In both cases, using [3 inf] as in the sizeA position of fread() or fscanf() would mean that you want to read the data into 3 rows and as many columns as there is available data.
Also (and this is important), the data that is read in is assigned "down" the rows fastest, so the first data item read in would go to (1,1), the second data item read in would go to (2,1), the third to (3,1), the fourth to (1,2), the fifth to (2,2), the sixth to (3,2) and so on. It would be common to be reading from a text file that contained three columns and an unknown number of rows, but you would specify [3 inf] as the size, and the data would be stored down rows instead of across columns. If you fscanf(fid, '%f %f %f', [3 inf]) then the second item of the first row does not get stored to the second column of the first row of the output variable: it gets stored as the second row of the first column of the output.
So, when you are reading a text file that has columns of numbers, the data is read following across rows, but stored down columns. You would typically follow the fscanf() by a transpose to get the data back in the original order

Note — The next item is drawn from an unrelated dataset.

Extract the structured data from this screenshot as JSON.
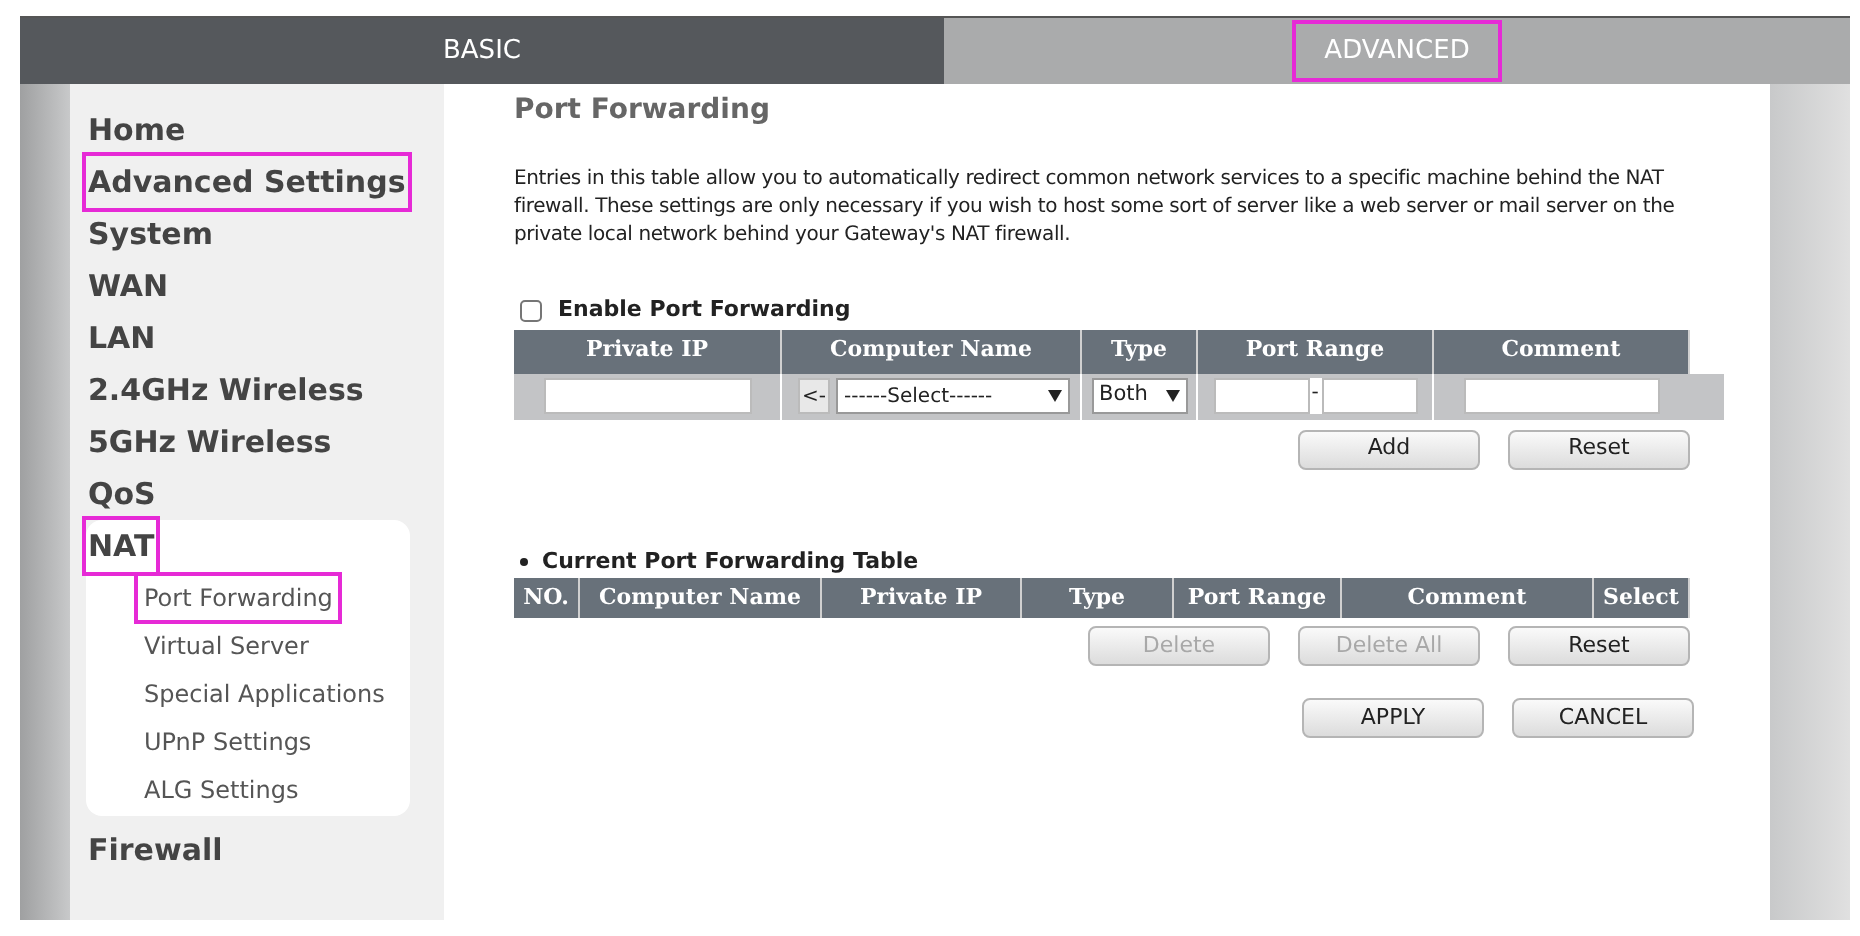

data = fscanf(fid, '%f %f %f', [3 inf]).' ;
and that transposed data would have the data stored in the same order it appears in the file.
This is a notable difference between computer languages, whether adjacent values stored in memory are adjacent rows in the same column, or adjacent columns in the same row. MATLAB uses "row major order", as does Fortran. C and C++ use "column major order", which is probably more common in computer languages these days.
"row major" compared to "column major" order is not right or wrong for a computer language to use, just a difference. There are two opposing ways that "Western Civilization" humans deal with data, and we tend to mentally flip between them without noticing and then get confused when we have to deal with the consequences either way.
- Column major order (like C), adjacent elements are adjacent columns. This corresponds to the convention for graphing, where the first coordinate of an (x,y) pair is the horizontal distance and the second coordinate is the vertical distance. Variable(3,5) corresponding to Variable indexed at x = 3 and y = 5 is a natural match for this arrangement
- Row major order (like MATLAB and Fortran), adjacent elements are adjacent columns. This corresponds to the convention for tables of data such as the old log tables like those shown at http://www.sliderules.info/a-to-z/log-4f.gif where you go to a particular row as the less refined coordinate, and then go across the columns for the more detailed answer. You do not say "Go to column 5, line 7", you say "Go to line 7, column 5"
These two conventions are incompatible, so no matter which one the computer language chooses, it will feel "unnatural" when dealing with data that follows the other convention.